(DATA TO EXAMINE)

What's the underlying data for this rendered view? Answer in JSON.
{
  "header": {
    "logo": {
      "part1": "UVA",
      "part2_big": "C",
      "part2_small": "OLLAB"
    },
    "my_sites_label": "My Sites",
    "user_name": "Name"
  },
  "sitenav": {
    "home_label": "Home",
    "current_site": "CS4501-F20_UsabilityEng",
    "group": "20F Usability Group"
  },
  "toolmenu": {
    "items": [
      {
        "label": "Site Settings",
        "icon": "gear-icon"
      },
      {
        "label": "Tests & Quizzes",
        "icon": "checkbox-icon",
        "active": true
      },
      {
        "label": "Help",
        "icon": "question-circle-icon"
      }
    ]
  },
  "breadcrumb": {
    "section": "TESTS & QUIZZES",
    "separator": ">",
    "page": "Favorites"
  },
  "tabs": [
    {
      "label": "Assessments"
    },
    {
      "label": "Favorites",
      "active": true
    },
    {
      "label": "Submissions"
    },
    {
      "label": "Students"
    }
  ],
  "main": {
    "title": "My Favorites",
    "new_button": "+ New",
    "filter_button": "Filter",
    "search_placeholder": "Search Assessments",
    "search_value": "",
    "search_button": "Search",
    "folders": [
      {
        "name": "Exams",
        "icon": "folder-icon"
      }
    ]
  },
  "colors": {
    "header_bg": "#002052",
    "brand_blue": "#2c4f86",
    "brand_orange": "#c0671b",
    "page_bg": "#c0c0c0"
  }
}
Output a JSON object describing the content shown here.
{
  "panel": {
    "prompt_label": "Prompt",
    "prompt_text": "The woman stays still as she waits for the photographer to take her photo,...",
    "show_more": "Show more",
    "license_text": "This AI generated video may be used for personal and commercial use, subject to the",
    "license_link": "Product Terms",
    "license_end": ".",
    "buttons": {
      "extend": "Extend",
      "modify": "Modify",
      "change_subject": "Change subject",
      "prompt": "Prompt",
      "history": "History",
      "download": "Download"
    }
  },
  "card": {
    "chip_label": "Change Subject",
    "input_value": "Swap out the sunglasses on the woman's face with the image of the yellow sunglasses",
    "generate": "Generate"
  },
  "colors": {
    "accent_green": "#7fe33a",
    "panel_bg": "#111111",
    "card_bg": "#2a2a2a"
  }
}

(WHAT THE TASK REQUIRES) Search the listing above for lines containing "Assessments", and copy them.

(EXERCISE RESPONSE)
      "label": "Assessments"
    "search_placeholder": "Search Assessments",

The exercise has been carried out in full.